** Task input **
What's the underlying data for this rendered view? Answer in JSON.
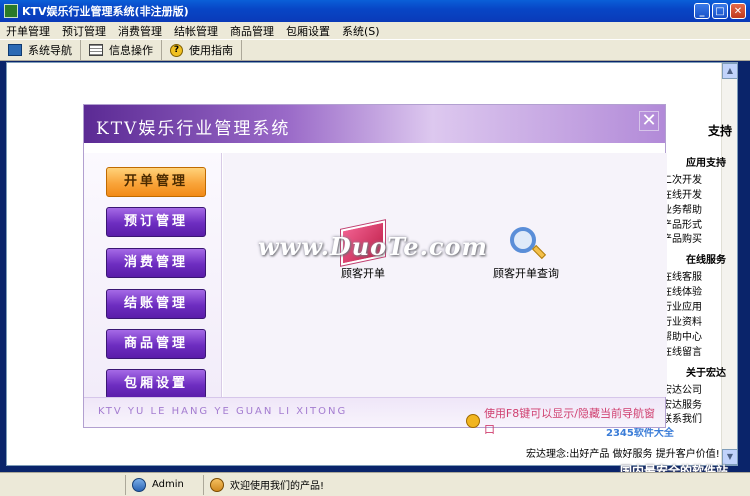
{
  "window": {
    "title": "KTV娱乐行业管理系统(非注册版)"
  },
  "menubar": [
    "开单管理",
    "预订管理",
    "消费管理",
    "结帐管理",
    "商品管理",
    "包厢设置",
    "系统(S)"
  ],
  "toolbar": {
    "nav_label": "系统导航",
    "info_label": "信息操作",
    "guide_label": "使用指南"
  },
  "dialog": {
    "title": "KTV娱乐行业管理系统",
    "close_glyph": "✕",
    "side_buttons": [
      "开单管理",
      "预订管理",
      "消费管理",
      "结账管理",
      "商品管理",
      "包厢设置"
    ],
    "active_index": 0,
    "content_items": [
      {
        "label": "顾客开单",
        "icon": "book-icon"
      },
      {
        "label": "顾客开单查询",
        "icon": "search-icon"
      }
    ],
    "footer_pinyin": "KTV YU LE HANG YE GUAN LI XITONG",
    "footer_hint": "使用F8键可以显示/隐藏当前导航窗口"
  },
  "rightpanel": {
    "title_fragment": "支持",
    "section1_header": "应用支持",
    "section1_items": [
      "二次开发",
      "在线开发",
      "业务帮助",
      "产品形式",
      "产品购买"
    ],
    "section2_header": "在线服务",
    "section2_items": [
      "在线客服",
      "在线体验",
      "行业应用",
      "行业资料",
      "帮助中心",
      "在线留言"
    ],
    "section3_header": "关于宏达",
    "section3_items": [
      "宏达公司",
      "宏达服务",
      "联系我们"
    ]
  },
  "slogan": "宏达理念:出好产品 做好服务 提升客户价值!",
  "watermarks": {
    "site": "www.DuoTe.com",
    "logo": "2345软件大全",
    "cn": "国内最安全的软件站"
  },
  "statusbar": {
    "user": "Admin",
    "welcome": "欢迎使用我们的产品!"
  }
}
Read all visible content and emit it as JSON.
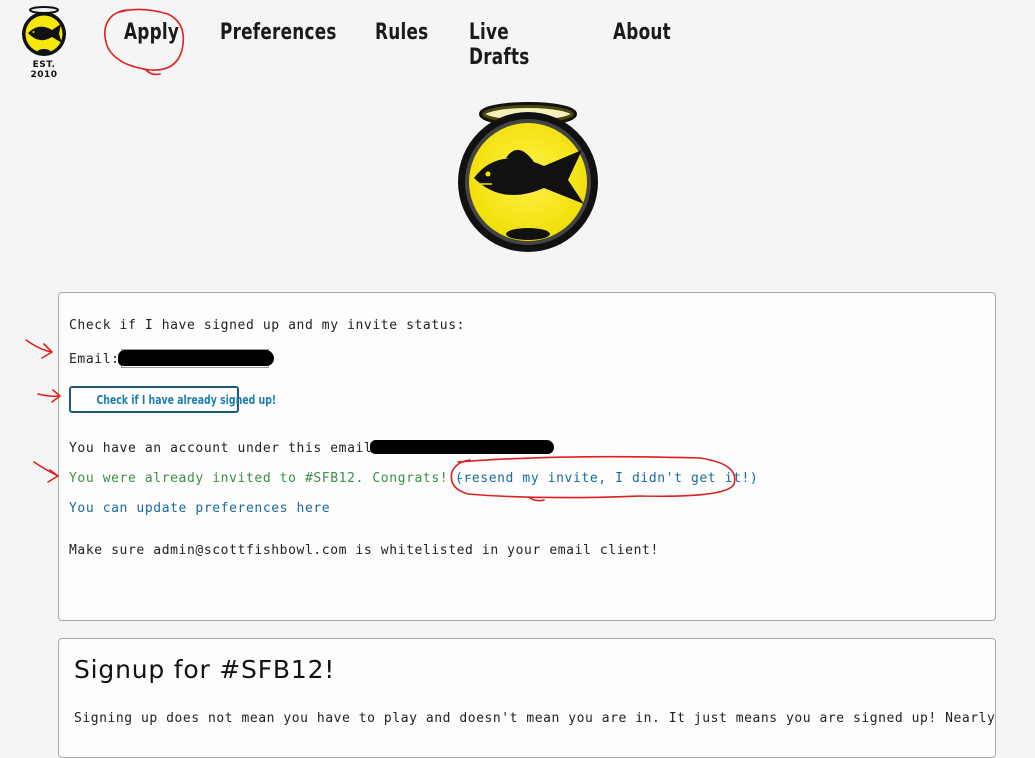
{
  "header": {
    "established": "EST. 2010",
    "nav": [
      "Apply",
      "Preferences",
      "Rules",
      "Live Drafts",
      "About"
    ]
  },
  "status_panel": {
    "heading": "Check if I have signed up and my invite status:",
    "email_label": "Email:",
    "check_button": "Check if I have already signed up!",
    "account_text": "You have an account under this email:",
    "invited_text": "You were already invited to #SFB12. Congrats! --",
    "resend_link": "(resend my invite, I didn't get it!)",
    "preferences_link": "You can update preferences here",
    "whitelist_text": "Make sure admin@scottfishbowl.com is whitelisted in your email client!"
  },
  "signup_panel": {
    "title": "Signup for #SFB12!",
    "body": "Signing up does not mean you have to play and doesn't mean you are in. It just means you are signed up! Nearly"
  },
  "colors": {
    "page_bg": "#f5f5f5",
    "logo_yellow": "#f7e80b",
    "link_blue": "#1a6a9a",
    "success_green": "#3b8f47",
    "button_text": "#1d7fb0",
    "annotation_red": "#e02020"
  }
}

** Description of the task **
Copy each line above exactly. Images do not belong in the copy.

** Output below **
What's the underlying data for this rendered view? Answer in JSON.
{
  "window": {
    "title": "KTV娱乐行业管理系统(非注册版)"
  },
  "menubar": [
    "开单管理",
    "预订管理",
    "消费管理",
    "结帐管理",
    "商品管理",
    "包厢设置",
    "系统(S)"
  ],
  "toolbar": {
    "nav_label": "系统导航",
    "info_label": "信息操作",
    "guide_label": "使用指南"
  },
  "dialog": {
    "title": "KTV娱乐行业管理系统",
    "close_glyph": "✕",
    "side_buttons": [
      "开单管理",
      "预订管理",
      "消费管理",
      "结账管理",
      "商品管理",
      "包厢设置"
    ],
    "active_index": 0,
    "content_items": [
      {
        "label": "顾客开单",
        "icon": "book-icon"
      },
      {
        "label": "顾客开单查询",
        "icon": "search-icon"
      }
    ],
    "footer_pinyin": "KTV YU LE HANG YE GUAN LI XITONG",
    "footer_hint": "使用F8键可以显示/隐藏当前导航窗口"
  },
  "rightpanel": {
    "title_fragment": "支持",
    "section1_header": "应用支持",
    "section1_items": [
      "二次开发",
      "在线开发",
      "业务帮助",
      "产品形式",
      "产品购买"
    ],
    "section2_header": "在线服务",
    "section2_items": [
      "在线客服",
      "在线体验",
      "行业应用",
      "行业资料",
      "帮助中心",
      "在线留言"
    ],
    "section3_header": "关于宏达",
    "section3_items": [
      "宏达公司",
      "宏达服务",
      "联系我们"
    ]
  },
  "slogan": "宏达理念:出好产品 做好服务 提升客户价值!",
  "watermarks": {
    "site": "www.DuoTe.com",
    "logo": "2345软件大全",
    "cn": "国内最安全的软件站"
  },
  "statusbar": {
    "user": "Admin",
    "welcome": "欢迎使用我们的产品!"
  }
}
Read all visible content and emit it as JSON.
{
  "header": {
    "established": "EST. 2010",
    "nav": [
      "Apply",
      "Preferences",
      "Rules",
      "Live Drafts",
      "About"
    ]
  },
  "status_panel": {
    "heading": "Check if I have signed up and my invite status:",
    "email_label": "Email:",
    "check_button": "Check if I have already signed up!",
    "account_text": "You have an account under this email:",
    "invited_text": "You were already invited to #SFB12. Congrats! --",
    "resend_link": "(resend my invite, I didn't get it!)",
    "preferences_link": "You can update preferences here",
    "whitelist_text": "Make sure admin@scottfishbowl.com is whitelisted in your email client!"
  },
  "signup_panel": {
    "title": "Signup for #SFB12!",
    "body": "Signing up does not mean you have to play and doesn't mean you are in. It just means you are signed up! Nearly"
  },
  "colors": {
    "page_bg": "#f5f5f5",
    "logo_yellow": "#f7e80b",
    "link_blue": "#1a6a9a",
    "success_green": "#3b8f47",
    "button_text": "#1d7fb0",
    "annotation_red": "#e02020"
  }
}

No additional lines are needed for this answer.